(App and web page records)
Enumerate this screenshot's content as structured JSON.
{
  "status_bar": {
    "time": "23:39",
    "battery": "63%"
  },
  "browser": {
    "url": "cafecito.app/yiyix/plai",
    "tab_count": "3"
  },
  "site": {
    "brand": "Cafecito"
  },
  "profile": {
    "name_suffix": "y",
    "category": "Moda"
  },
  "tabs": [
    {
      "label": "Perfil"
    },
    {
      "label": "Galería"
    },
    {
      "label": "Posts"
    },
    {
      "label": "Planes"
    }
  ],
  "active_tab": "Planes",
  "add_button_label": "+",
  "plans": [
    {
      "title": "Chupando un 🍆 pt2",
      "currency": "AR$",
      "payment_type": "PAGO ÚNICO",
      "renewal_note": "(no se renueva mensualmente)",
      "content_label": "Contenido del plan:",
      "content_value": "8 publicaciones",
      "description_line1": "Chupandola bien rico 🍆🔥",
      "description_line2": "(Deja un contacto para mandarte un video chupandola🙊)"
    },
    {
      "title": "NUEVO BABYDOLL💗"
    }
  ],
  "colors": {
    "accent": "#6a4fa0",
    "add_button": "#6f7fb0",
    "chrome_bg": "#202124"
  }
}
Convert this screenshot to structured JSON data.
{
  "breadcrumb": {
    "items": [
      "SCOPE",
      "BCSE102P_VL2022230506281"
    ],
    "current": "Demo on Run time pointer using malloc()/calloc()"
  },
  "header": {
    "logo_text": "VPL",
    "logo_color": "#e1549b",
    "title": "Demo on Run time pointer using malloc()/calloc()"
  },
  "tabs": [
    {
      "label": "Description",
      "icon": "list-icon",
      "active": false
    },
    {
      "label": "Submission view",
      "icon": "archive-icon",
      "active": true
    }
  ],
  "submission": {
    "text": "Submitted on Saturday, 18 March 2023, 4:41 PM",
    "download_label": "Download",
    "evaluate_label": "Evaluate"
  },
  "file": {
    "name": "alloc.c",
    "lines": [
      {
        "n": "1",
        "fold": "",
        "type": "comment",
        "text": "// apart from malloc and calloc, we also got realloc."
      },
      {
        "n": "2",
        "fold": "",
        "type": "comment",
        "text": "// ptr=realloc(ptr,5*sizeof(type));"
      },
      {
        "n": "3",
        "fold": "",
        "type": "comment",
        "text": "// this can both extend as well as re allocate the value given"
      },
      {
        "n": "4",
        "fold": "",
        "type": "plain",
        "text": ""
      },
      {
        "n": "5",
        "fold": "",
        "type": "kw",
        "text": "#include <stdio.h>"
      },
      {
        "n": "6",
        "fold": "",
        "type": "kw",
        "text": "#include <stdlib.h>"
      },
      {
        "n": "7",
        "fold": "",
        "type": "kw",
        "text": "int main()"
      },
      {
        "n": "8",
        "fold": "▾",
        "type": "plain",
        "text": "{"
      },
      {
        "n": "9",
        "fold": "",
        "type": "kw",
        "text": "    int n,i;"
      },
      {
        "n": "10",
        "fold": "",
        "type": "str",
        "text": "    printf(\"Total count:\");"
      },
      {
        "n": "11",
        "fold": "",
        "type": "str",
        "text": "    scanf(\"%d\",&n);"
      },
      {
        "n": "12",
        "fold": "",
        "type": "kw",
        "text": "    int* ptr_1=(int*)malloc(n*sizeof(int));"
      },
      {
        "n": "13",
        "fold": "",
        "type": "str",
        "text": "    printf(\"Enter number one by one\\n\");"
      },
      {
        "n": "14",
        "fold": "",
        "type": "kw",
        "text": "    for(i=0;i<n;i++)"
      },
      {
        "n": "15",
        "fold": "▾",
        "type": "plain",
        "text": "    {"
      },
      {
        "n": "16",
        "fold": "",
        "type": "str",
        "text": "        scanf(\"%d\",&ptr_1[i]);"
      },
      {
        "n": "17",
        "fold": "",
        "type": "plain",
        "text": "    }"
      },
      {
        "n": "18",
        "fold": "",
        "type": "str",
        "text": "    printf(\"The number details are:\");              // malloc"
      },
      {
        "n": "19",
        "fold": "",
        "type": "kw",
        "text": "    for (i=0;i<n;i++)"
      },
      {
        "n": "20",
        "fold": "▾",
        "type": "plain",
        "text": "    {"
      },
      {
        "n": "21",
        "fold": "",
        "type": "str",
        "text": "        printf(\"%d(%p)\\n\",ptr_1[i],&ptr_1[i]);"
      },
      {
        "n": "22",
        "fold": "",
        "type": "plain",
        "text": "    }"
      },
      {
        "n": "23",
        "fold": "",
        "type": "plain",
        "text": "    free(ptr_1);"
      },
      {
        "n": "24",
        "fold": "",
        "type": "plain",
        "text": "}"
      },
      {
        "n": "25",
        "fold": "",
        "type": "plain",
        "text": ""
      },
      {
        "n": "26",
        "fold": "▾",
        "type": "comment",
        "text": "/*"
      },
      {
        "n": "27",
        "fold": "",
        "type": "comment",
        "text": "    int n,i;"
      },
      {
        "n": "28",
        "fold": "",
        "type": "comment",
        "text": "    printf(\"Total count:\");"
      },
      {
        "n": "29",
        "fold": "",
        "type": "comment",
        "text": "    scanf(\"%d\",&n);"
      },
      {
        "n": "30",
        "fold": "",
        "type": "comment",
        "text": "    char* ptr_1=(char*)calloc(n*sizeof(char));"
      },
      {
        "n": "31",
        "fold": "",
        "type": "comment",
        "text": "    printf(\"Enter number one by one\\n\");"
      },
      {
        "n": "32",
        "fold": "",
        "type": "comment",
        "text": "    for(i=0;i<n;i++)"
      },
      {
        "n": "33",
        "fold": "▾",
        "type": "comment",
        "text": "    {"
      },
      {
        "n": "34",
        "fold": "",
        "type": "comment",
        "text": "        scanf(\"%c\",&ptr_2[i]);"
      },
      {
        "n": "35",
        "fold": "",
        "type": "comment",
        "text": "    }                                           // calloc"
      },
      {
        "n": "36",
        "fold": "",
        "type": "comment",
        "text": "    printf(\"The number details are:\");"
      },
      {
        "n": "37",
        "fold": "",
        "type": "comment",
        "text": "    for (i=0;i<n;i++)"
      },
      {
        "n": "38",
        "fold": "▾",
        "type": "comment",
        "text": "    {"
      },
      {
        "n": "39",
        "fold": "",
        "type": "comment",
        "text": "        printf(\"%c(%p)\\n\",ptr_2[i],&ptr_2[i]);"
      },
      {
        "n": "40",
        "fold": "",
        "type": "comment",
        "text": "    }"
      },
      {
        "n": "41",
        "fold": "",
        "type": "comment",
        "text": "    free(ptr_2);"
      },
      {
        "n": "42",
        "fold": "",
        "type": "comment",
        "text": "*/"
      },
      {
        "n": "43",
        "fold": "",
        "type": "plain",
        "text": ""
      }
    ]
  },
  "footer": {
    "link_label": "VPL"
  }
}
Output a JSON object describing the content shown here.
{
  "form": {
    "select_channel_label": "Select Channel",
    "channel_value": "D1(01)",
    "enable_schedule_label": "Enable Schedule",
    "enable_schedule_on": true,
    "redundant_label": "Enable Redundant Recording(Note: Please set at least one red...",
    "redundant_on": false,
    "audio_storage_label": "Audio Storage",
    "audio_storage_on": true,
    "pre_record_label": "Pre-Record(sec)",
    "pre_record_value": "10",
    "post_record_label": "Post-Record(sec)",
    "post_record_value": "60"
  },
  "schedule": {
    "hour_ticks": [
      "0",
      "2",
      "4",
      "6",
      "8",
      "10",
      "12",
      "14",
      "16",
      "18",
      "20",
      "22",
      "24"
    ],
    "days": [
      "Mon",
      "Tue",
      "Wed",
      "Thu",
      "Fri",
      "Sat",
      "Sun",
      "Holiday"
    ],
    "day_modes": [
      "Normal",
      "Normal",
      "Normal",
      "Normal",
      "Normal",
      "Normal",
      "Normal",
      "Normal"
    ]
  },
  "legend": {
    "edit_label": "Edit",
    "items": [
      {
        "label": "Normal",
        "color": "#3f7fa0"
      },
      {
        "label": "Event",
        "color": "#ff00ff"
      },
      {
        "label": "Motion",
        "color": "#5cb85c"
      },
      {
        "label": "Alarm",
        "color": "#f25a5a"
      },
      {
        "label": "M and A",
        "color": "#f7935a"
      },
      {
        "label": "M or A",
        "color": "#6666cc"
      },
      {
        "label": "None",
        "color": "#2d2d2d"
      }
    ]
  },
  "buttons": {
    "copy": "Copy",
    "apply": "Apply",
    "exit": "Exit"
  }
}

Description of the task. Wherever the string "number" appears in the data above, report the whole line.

Task result.
        "text": "    printf(\"Enter number one by one\\n\");"
        "text": "    printf(\"The number details are:\");              // malloc"
        "text": "    printf(\"Enter number one by one\\n\");"
        "text": "    printf(\"The number details are:\");"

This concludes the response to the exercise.